I don’t argue with the value of street trees, but in this location you would have none without the swale – the sidewalk is covered by the building’s second floor.
In addition, by putting a raised, vegetated (or bike-parked) buffer between the sidewalk and the street the sidewalk is more pleasant to walk on and to set cafe tables on. The only loss I see here is an auto parking space or two, which is offset many times by the high capacity (non-motorized) vehicle parking.
I think the “traffic-calming” aspect of swales depends a lot on the implementation. The one on Skidmore just west of MLK does little to slow traffic and forces bikes into the lane. I don’t want to be an involuntary traffic calming device!
I’m not arguing against bio-swales, just for their thoughtful, careful implementation.
I was standing at the bus stop at 28th and Glisan just a couple nights ago and noticed this work.
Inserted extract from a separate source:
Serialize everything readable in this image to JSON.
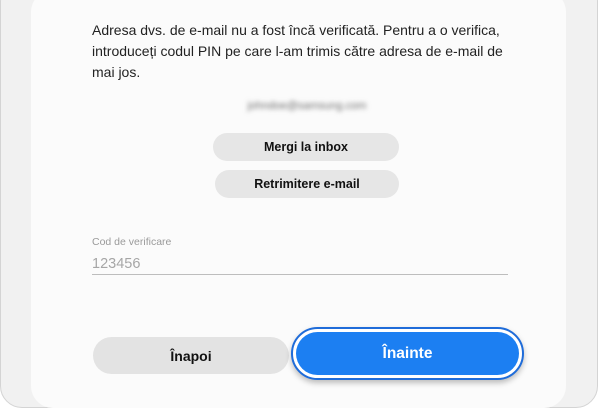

It’s a great location for such an improvement, particularly given the sidewalk restaurant next door that is commonly packed with people.
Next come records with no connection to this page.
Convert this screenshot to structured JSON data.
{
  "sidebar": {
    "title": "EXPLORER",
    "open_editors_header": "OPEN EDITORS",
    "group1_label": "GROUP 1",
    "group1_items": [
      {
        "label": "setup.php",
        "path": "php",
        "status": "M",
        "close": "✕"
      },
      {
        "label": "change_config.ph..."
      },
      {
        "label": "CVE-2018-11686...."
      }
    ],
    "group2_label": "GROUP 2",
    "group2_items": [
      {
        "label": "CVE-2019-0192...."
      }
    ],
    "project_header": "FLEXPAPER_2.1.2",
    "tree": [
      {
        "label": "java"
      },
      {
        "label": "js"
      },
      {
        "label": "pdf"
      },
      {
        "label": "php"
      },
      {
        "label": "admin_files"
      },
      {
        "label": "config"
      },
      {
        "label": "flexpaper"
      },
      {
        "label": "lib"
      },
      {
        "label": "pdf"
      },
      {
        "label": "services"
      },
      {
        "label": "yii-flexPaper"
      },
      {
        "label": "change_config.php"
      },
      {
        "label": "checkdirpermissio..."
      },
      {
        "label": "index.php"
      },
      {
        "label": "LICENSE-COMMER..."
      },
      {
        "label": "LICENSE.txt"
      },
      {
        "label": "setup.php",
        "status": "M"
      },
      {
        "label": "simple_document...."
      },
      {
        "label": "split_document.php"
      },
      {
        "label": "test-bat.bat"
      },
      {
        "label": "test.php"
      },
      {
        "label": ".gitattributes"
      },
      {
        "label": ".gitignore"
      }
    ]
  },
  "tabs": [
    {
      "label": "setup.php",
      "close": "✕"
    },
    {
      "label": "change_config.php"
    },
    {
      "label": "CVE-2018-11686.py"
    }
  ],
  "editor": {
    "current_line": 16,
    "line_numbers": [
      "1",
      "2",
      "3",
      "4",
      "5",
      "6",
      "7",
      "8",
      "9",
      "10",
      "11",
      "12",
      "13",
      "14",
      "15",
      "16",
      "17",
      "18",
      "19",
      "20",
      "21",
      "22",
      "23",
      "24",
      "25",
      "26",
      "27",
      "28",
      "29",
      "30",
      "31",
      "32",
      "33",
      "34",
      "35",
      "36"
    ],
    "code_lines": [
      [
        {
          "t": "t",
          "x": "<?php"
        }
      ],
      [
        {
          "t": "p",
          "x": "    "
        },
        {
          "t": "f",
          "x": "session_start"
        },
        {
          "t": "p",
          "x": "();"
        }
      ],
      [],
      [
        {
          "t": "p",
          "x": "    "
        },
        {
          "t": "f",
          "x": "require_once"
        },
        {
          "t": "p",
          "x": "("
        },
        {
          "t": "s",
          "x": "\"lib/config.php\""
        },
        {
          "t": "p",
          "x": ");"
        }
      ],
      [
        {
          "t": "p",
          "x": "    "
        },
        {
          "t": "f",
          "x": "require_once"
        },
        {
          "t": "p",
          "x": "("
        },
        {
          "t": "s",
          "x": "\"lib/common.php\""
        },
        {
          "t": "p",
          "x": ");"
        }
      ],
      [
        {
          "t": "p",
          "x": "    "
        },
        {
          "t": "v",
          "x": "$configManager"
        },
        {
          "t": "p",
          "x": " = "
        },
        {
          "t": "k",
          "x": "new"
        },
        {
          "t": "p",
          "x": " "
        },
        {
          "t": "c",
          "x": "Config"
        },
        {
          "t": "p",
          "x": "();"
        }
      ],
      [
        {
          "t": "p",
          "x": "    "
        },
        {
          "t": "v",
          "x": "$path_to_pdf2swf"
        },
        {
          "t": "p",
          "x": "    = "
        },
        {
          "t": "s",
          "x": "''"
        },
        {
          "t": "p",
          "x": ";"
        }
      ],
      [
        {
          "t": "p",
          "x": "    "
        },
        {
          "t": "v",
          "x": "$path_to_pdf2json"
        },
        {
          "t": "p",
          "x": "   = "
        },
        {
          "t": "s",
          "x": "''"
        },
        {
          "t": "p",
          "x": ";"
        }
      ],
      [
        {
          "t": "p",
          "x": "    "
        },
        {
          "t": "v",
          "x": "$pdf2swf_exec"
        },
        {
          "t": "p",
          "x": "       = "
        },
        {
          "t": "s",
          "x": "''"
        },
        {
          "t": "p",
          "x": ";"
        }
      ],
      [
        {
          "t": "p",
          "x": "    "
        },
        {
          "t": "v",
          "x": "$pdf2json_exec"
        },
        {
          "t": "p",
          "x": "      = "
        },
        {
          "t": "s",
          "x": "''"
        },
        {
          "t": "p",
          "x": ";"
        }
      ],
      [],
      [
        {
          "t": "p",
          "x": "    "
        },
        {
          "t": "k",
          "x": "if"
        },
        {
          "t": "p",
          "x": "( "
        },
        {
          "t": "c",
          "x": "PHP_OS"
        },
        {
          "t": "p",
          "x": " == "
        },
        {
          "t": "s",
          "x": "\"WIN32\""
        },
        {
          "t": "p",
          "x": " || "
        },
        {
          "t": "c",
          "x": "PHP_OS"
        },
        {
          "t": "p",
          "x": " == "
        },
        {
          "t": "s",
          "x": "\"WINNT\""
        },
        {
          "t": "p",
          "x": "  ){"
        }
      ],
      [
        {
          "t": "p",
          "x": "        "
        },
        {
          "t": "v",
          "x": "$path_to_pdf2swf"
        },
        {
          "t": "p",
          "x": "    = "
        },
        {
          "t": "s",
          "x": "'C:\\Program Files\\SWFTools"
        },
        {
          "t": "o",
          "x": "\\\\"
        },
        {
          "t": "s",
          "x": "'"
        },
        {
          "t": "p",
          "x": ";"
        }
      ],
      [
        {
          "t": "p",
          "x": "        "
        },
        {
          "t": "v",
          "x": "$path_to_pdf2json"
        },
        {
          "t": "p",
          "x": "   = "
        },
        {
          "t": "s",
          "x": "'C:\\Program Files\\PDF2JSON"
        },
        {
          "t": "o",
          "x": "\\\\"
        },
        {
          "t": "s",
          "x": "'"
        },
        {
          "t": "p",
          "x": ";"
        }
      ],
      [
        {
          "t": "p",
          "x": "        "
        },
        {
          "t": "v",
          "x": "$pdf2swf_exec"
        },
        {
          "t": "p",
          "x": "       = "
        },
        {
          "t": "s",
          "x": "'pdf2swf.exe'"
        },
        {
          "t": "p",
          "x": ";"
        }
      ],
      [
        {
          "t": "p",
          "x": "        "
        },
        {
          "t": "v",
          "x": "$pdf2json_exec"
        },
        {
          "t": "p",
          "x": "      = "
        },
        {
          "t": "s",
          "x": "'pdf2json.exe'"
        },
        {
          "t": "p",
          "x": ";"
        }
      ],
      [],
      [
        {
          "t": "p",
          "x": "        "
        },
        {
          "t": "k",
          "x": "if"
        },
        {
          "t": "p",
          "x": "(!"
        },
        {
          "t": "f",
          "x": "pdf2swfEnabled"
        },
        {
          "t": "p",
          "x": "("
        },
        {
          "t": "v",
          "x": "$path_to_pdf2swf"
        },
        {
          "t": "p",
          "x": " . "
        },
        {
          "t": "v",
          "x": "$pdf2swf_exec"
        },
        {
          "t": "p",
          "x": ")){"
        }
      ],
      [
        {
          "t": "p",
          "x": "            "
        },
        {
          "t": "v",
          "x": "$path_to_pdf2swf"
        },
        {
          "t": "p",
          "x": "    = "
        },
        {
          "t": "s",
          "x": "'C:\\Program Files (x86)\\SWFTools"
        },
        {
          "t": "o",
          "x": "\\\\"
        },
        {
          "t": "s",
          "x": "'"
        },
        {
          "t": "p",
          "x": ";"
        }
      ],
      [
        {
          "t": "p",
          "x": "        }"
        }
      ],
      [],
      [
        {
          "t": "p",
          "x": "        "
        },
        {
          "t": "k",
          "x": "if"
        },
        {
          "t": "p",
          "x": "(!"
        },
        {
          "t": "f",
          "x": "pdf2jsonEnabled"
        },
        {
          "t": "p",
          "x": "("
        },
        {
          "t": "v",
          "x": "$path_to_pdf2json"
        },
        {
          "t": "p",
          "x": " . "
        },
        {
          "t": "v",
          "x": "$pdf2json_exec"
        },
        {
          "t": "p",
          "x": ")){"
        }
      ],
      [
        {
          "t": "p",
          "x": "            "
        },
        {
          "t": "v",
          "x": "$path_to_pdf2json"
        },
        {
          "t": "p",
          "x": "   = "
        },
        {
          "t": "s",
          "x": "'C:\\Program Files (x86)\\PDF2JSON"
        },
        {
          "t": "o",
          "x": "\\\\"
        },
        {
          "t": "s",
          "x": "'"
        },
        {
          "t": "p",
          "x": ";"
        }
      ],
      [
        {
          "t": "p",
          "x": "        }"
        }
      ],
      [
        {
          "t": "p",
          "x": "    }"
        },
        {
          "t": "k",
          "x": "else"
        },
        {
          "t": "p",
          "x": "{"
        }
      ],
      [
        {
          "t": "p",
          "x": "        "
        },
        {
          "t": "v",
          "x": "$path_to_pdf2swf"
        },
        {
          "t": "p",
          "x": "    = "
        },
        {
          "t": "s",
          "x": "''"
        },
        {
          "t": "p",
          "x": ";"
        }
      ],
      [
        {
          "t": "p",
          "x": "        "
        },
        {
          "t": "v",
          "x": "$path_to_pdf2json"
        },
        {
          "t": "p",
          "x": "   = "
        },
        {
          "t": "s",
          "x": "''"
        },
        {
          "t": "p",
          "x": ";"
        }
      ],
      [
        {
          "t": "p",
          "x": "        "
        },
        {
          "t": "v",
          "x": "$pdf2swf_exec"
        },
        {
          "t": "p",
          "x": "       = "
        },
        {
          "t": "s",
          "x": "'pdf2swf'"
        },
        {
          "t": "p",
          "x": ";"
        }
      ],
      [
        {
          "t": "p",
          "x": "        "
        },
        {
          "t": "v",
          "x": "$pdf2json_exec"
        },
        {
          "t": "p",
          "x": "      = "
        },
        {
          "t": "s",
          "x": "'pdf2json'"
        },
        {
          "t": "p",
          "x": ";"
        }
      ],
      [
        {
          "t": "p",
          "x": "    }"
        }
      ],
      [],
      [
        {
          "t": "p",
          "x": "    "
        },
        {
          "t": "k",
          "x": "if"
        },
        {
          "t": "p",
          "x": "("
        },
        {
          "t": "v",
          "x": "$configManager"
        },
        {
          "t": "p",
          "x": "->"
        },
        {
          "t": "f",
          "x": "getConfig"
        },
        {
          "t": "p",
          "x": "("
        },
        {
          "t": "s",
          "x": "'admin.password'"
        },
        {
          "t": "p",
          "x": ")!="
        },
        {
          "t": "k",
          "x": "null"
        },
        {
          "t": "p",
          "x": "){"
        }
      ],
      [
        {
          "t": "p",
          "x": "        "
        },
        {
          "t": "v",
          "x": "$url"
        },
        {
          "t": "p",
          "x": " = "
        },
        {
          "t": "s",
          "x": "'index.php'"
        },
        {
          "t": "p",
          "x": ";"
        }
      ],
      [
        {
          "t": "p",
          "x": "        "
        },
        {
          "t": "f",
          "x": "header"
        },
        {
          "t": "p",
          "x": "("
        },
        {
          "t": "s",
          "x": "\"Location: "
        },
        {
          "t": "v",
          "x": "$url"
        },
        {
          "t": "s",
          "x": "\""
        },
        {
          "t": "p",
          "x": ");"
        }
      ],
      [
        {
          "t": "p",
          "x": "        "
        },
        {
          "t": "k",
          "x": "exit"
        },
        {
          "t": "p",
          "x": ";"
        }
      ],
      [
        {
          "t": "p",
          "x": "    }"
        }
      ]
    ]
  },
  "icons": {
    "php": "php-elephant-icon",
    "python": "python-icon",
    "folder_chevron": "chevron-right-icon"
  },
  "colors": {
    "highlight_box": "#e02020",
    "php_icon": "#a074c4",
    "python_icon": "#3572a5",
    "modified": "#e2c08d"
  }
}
Glad to see it go in here. Tired of all the usual comments from a couple people who poo poo bioswales… This is a great improvement at this corner and for any corner in Portland!
The mountable curbs don’t both me either. This is a narrow street where the separation is very welcome. PBOT thought about it, obviously. Everyone’s entitled to their own opinion of course..
Yes, some arterials are wider than neighborhood streets. I was involved in the Division Streetscape plan. Division Street is the same width as many adjoining neighborhood streets (36′ in 60′ ROW). And yes, there is more traffic and hence more pollutants on arterials.
I’m not arguing against swales on all arterials. Those that are residential have less need of the sidewalk space (Burnside and Glisan through Laurelhurst, much of Cesar Chavez, etc.). I didn’t argue against swales on the parts of Division that were residential (13th to 18th, e.g.).
The difference is where there are commercial concentrations. These are the places, ideally, where you would get the most pedestrian traffic on the sidewalks, not only from people traveling along them, but from people window shopping, entering businesses, and just hanging out talking to their neighbors. (Not to mention cafe tables) The streets are mostly all we have for “public squares” in American cities. (Pioneer Courthouse Square notwithstanding).
If we as a city want to encourage this sort of places within walking and biking distances of every residence, we should maximize the space for this type of activity. NW 23rd Ave., for instance, has so much congestion on its 12 foot walks that it’s hard to walk there. Taking away parking spaces for a wider sidewalk, especially at corners, can help alleviate that congestion. Sidewalk space for all uses is more important in these locations than swales are. On Division, however, the plan would narrow several sidewalks in the commercial area between 35th and 38th from the current 12 feet to 8 feet, and in other areas from 10 feet to 6 feet, for swales.
Certainly bike parking should be expanded, and gets you more spaces per sq. ft. than auto parking. And, for now, auto parking is also desired by many businesses.
(At Glisan and 28th, you could put tree wells in a widened sidewalk that also has cafe table room, unlike the swale. And, bring the extended sidewalk all the way to the corner, if funds allow)
So, put street trees in where possible on commercial streets in tree wells, and capture as much stormwater and pollutants as possible on all streets other than commercial downtown and “main street” areas. This way, the polluted arterial runoff that isn’t captured will go to the treatment plant, as long as volumes are kept low by the rest of the swales. And, public space is maximized in commercial nodes.